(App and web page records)
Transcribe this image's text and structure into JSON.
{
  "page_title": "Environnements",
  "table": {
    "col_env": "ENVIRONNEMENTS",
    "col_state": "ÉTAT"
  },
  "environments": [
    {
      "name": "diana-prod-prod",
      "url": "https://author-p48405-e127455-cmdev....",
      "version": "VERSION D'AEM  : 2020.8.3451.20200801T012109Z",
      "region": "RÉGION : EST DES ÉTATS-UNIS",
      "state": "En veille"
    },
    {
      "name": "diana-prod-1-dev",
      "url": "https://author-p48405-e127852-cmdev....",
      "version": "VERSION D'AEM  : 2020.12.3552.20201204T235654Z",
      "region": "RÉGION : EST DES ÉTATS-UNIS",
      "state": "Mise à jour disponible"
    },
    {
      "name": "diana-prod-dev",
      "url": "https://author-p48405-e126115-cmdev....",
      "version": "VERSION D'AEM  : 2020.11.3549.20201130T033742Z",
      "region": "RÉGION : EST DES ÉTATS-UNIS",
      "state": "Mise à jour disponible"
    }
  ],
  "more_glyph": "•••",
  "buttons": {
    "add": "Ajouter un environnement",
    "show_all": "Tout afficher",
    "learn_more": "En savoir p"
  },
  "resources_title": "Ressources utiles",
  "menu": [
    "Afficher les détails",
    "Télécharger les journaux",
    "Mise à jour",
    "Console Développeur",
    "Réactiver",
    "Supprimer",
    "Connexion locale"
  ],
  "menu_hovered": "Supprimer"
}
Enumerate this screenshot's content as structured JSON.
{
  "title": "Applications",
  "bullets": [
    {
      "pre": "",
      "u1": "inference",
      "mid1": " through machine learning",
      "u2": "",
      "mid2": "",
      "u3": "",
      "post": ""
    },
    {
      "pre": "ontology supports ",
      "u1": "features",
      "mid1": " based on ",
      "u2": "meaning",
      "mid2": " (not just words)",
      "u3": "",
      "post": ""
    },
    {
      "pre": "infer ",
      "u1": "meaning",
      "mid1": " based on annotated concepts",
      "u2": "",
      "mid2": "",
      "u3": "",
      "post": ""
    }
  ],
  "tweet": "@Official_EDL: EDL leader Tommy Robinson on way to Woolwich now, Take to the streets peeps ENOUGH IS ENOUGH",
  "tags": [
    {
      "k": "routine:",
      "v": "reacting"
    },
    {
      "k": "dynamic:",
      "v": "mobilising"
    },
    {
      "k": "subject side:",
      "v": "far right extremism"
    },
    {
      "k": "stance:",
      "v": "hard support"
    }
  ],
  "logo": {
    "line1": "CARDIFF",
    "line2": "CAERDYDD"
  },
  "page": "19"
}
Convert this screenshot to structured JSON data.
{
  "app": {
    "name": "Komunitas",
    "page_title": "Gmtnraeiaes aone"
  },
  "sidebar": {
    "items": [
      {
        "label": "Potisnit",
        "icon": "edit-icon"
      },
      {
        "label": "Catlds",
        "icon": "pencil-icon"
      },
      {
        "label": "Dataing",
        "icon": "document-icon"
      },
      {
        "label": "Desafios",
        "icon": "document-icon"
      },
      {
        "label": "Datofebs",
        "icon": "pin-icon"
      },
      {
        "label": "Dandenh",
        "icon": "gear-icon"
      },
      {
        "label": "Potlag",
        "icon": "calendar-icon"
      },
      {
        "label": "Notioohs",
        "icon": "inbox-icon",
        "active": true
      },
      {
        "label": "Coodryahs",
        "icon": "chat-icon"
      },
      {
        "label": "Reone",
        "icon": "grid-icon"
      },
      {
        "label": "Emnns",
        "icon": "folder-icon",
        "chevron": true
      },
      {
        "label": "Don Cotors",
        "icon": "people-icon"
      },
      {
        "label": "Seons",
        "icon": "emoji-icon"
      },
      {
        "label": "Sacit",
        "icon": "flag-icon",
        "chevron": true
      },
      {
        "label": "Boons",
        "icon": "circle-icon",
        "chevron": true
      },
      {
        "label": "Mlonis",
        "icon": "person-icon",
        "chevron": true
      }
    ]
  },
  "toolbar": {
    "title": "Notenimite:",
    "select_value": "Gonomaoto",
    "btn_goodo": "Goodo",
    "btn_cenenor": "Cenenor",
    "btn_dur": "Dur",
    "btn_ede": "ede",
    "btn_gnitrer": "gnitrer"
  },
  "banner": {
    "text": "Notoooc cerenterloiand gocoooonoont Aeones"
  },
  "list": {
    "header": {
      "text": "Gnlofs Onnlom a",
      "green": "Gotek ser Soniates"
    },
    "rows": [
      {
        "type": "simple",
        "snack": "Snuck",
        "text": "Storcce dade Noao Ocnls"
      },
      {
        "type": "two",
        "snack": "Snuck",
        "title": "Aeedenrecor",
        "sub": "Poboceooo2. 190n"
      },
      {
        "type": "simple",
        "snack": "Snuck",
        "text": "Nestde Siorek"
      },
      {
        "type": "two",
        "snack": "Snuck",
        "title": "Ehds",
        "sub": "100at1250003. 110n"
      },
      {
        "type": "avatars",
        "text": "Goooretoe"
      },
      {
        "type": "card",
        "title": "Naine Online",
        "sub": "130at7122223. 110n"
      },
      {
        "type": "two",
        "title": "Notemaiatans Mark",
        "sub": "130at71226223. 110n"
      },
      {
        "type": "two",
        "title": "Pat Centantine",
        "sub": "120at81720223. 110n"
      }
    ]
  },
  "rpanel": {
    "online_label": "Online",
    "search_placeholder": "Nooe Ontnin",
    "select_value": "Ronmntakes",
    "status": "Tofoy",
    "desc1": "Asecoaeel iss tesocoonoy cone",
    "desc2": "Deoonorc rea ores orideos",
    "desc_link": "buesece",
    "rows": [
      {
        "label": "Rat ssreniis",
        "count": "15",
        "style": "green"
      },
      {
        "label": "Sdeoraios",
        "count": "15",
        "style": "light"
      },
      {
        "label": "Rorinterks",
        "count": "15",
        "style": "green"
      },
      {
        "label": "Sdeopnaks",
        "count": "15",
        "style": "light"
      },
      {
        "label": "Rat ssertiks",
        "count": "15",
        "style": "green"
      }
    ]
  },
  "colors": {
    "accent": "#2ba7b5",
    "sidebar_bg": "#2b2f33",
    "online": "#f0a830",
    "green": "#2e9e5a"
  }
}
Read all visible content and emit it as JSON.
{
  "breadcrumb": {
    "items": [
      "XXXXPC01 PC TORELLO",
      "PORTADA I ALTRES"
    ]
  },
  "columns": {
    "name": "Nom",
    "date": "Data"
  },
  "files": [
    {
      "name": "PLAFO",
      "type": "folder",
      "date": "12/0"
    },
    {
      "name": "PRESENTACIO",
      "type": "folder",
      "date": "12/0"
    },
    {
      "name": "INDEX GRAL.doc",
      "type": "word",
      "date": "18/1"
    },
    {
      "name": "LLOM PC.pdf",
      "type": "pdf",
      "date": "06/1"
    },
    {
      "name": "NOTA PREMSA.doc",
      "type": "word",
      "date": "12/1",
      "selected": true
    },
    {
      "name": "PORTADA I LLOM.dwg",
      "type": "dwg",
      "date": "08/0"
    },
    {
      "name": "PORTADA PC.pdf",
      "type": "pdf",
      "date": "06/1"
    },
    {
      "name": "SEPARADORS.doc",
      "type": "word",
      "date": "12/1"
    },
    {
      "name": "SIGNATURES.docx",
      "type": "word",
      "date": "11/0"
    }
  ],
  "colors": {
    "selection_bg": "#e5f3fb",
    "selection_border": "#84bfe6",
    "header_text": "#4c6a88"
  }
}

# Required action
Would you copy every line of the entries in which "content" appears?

# Reply to the exercise
Enumerate this screenshot's content as structured JSON.
Read all visible content and emit it as JSON.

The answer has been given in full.